Element data from apps and pages
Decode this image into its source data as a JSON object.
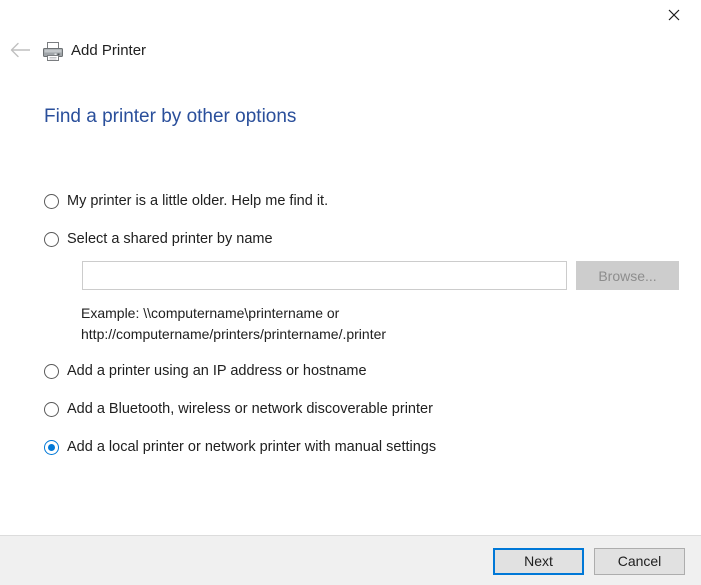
{
  "window": {
    "title": "Add Printer",
    "close_label": "✕",
    "back_label": "←",
    "printer_icon": "printer-icon",
    "close_icon": "close-icon",
    "back_icon": "back-arrow-icon"
  },
  "page": {
    "heading": "Find a printer by other options"
  },
  "options": [
    {
      "id": "older-printer",
      "label": "My printer is a little older. Help me find it.",
      "checked": false
    },
    {
      "id": "shared-printer",
      "label": "Select a shared printer by name",
      "checked": false
    },
    {
      "id": "ip-hostname",
      "label": "Add a printer using an IP address or hostname",
      "checked": false
    },
    {
      "id": "bluetooth-wireless",
      "label": "Add a Bluetooth, wireless or network discoverable printer",
      "checked": false
    },
    {
      "id": "local-manual",
      "label": "Add a local printer or network printer with manual settings",
      "checked": true
    }
  ],
  "shared_printer": {
    "value": "",
    "placeholder": "",
    "browse_label": "Browse...",
    "browse_disabled": true,
    "example_text": "Example: \\\\computername\\printername or\nhttp://computername/printers/printername/.printer"
  },
  "footer": {
    "next_label": "Next",
    "cancel_label": "Cancel"
  },
  "colors": {
    "heading_blue": "#2a4f9b",
    "accent_blue": "#0078d7",
    "footer_bg": "#f0f0f0",
    "text": "#202020",
    "disabled_text": "#8d8d8d",
    "button_bg": "#e1e1e1",
    "browse_bg": "#cdcdcd"
  }
}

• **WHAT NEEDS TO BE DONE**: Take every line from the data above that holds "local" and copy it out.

• **ANSWER FOR THE TASK**:
      "id": "local-manual",
      "label": "Add a local printer or network printer with manual settings",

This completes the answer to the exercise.